HOLLOMAN AFB, N.M.— MQ-9 trainers are still facing a task to increase the output of pilots and sensor operators, on track to reach a high of 700 this year with even more needed.
As part of the 2015 plan to increase the intelligence, surveillance, and reconnaissance capability of the Air Force and amount of personnel in the remotely piloted aircraft career fields, the RPA formal training unit here is deemed a priority and given a 40 percent increase in the number of trainers from combat units across the service. As a result of that plan, the schoolhouse increased the number of pilots and sensor operators by 40 percent, said Maj. Ryan, an instructor at the school.

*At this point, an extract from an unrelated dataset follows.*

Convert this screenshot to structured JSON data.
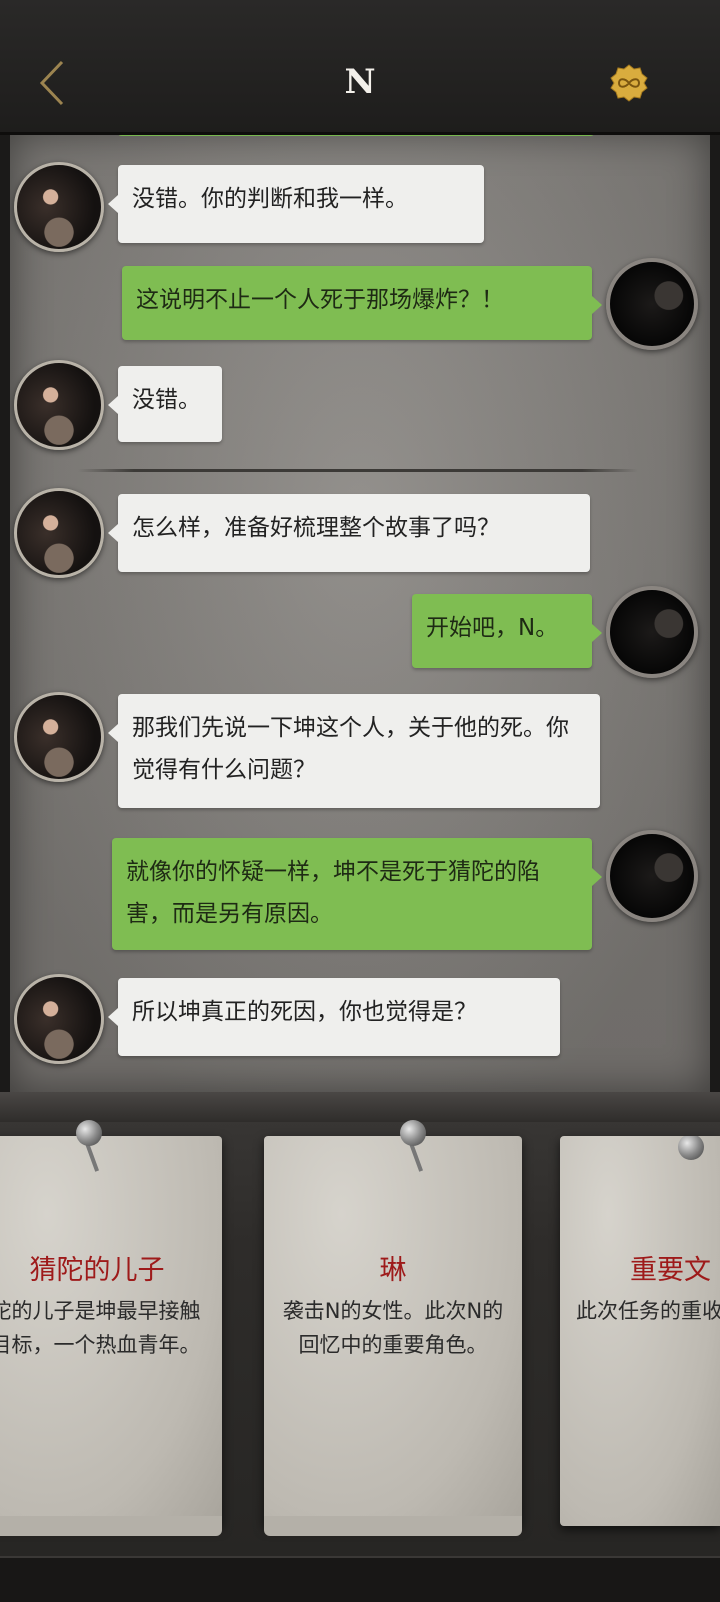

The Air Force doesn’t release the last names of RPA operators for security concerns.
“Right now, we haven’t reached a steady state,” he said Wednesday. “There’s more demand.”
RPAs have “transformed how we fight the war on terrorism,” he said. As a result, the Air Force has faced an insatiable demand for unmanned ISR. The 2015 service-wide review called for 75 MQ-9 Reapers to join the fleet and Air Education and Training Command vowed to double the output of new pilots and sensor operators.
Trainers were selected from units across the country, and are given three- to four-year-long assignments to Holloman.
MQ-9s constantly fly in the desert air around Holloman, with about 10 aircraft airborne per day. They stay aloft for 10-14 hours per day, depending on the training tasks.
The base also has five of the new, upgraded Block 30 Ground Control Stations. The new stations have larger, more integrated displays to go along with the aircraft’s HD video feed. The roomier stations, which resemble tan storage containers in a secure section of the base, give pilots and sensor operators more control in how information is presented to them.